The Victorian family home of Charles Dickens in London
Welcome to the Charles Dickens Museum in London. This is where the author wrote Oliver Twist, Pickwick Papers and Nicholas Nickleby. It’s where he first achieved international fame as one of the world’s greatest storytellers.
Visit us to discover the Dickens family home. Uncover the private world behind the author’s public image. Explore his study, the family bedchambers, and the servants’ quarters below stairs. See treasures including Dickens’s desk, handwritten drafts from the novels he wrote here, and his young wife’s engagement ring. Walk through rooms dressed with their furniture, table ware, portraits, marble busts, china ornaments and paintings.
Life in the Dickens family home
Dickens and his wife Catherine moved here to 48 Doughty St, London, a few months before Queen Victoria began her reign in 1837. The couple raised the eldest three of their ten children in the house. They also hosted many of the period’s leading figures with dinners and parties.
Charles Dickens’s study
At the centre of the house is the author’s study. In this book-lined room he wrote an extraordinary number of newspaper articles, journal essays, short stories and novels – always with a quill pen and often by candlelight. He was frequently inspired by the busy household of family, servants and guests around him.

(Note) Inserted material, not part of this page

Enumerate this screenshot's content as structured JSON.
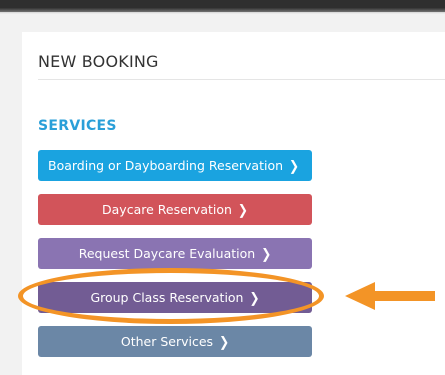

Events and exhibitions
The Museum presents a lively programme of special exhibitions, workshops, performances and talks on Dickens’s life, work and legacy.
Garden café and shop
Our café is a calm oasis in the heart of Bloomsbury, London. It has a charming outdoor courtyard and serves drinks, light meals and cakes. We also have a shop for gifts and books. You can visit both without a ticket to the Museum.
International centre for research
The Museum is an international centre for research on Charles Dickens. It contains the world's finest and most comprehensive collection of material relating to his life and work, with over 100,000 items including furniture, personal effects, paintings, prints, photographs, letters, manuscripts, and rare editions.
The collection, and the discoveries that our network of researchers make around it, are the inspiration for our programme of special exhibitions and events.
At any one time we’re only able to put a small portion of the collection on public display. Researchers may apply for access to the full collection through our specialist library.